For five weeks, the 15 students who chose the Summer Institute will spend three hours a day in intensive writing, math and research classes. There will be homework, and plenty of it, said Joan Mazzotti, executive director of Philadelphia Futures.
It will cost $10,000 - money secured from the Brook J. Lenfest Foundation - to educate the students, who come from high schools such as Fels and Germantown High Schools. The money is well worth it, Mazzotti said.
Philadelphia Futures successes are in the stories, and in the numbers. Since it began in 1990, the "Sponsor-A-Scholar" program has shepherded 710 students to high school graduation. Of that group, 694 - or 98 percent - have gone to college; 246 have graduated.
"What we are finding is a total lack of academic rigor in the neighborhood high schools," said Mazzotti. "We help these kids believe in themselves, give them the expectation that they will go to college and they will succeed. We're just leveling the educational playing field for them."
Philadelphia Futures students are attending colleges and universities from Bryn Mawr to Drexel to Bloomsburg.
Some knew they wanted to go to college, but didn't know how to get there. Others didn't realize their potential. Some needed an extra push, and then another.
But the tie that binds them all is perseverance.
Azsherae Gary, 19, graduated from Roxborough High and is now headed to Bryn Mawr College. On the night of the Class of 2007's celebration at the Convention Center, she was relaxed, happy and looking forward to this summer.
Gary will juggle work as an intern at the American Red Cross with her Summer Institute workload. But after four years in the program, Gary doesn't mind the time crunch. Philadelphia Futures has "shaped me to think new things, have experiences I might not have had otherwise," she said.
"It's been opportunity after opportunity; I feel like I've had so many advantages," Gary said. "SAT prep, summer programs. They paid for calculators when we needed them."
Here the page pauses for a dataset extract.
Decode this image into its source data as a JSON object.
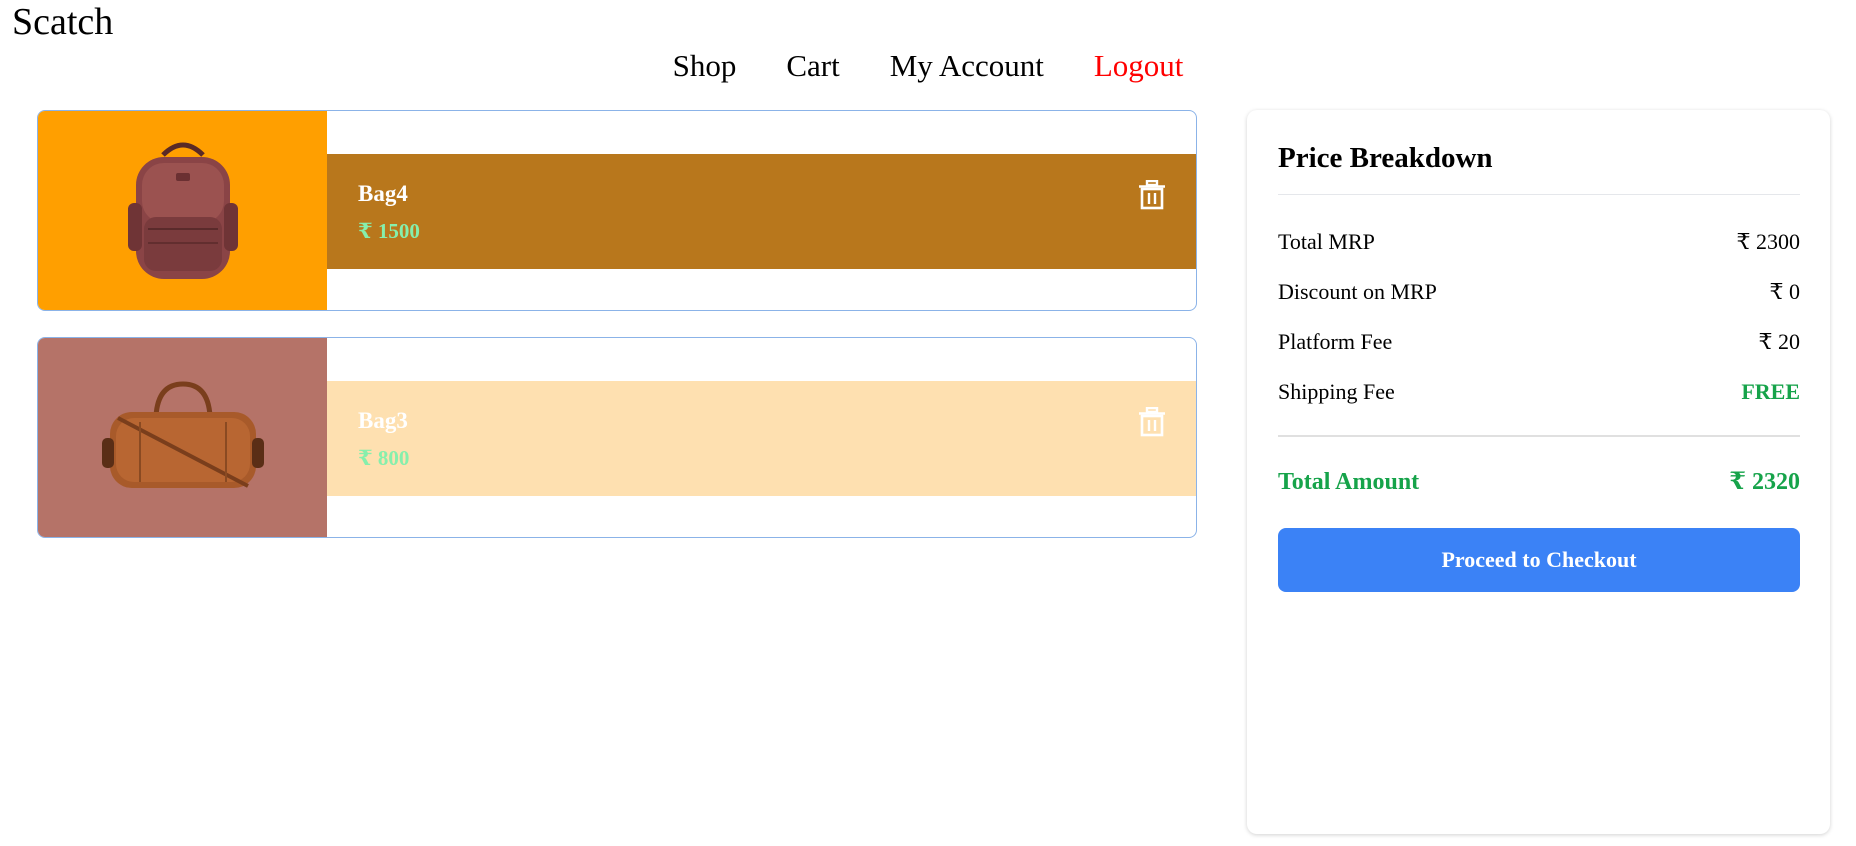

Varonnica Richardson, a William Penn graduate, 17, is heading to Gettysburg College with nearly a full scholarship. The teen practically bubbled over when she talked about the difference the program has made.
"Being in Futures has meant everything," she said. "It has really brought me a long way - helping me with my writing, with math. It's kept me focused. Without it, I probably would have slacked off and maybe not have worked as hard."
She's learned about networking and developed a strong bond with her mentor, Barbara Link, who does publicity for the organization.
"She's always here for me," Richardson said of her mentor. "We go everywhere. She takes me to the Shore. I'm a part of her family, and she's a part of mine."
Futures has influenced her career decision - Richardson wants to earn a Ph.D. in psychology and work as a school counselor, challenging students like herself to push harder and graduate from college.
"If everyone, every school, could have a Philadelphia Futures, that would be perfect," she said.
Kali Avans, who will attend Dickinson College in the fall, recently collected his diploma from University City High School.
"The kids in my school are underprivileged," Avans said. "I was lucky to get to do these things that no one else got to do."
He took summer trips to colleges and enrolled in academic programs. Last year, he sat through an intensive weeklong session to write his college essays. This year, he's maintained a high grade-point average, played on his school's football team and was in the National Honor Society chapter along with other activities. He also worked at a fast food restaurant.
He has another busy summer ahead of him, but isn't worried.
"The workload is going to be very rigorous, but the Summer Institute will position me well," Avans said.
Kim Grandy is one of many Futures' success stories. She earned her degree in English from Dickinson College last month, and the Futures staff helped her make the most of her college experience, she said - from shaping her college decision to helping her gain a study abroad experience in Africa.
"They've helped with formal support and programs, but also just by being there. I'd call and say, 'Oh I'm going crazy with school, and I need to talk to someone,' " Grandy said. "They've been that force behind me that's always helping me to strive to do better."
Grandy will work this summer as an instructor at the Summer Institute. What will she tell her students?
"We know how bad our [city schools] system can be, so we'll give them a boost. Grammar and math. Extra help. I'll tell them, 'Your first semester is rough, but you'll make it through,' " she said.
Contact reporter Kristen Graham at 215-854-5146 or email@example.com. To comment, or to ask a question, go to http://go.philly.com/schooltalk.